3rd 32.25 Spencer Herrera earned $2,300.
4th 30.18 Travis Williams earned $2,000.
5th 29.46 Brian Eslick earned $2,340, including Big Fish dollars.
The following contingency dollars for co-anglers were also awarded:
- Ron Larrabee Big Fish (21st)
The WWBT debuted in 2016. The trail includes a Pro/Am circuit and two Teams circuits – one based in California and the other in Arizona.
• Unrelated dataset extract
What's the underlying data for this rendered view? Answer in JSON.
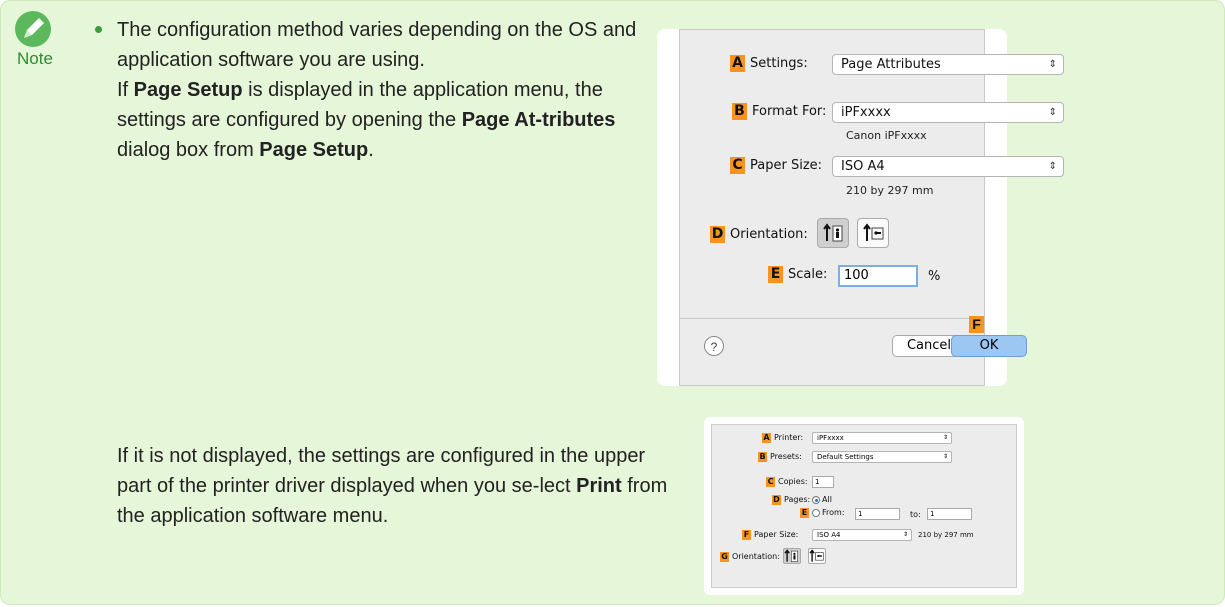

For 2018, the WWBT also hosted the Surprise Ford Lake Pleasant Team Open.
A special thanks to all of the WWBT sponsors – Evinrude, Dobyns Rods, Gary Yamamoto Custom Baits, General Tire, Lowrance Electronics, Lucas Oil, Protect the Harvest, P-Line, Power-Pole, Ranger Boats, SuperClean, and Trapper Tackle.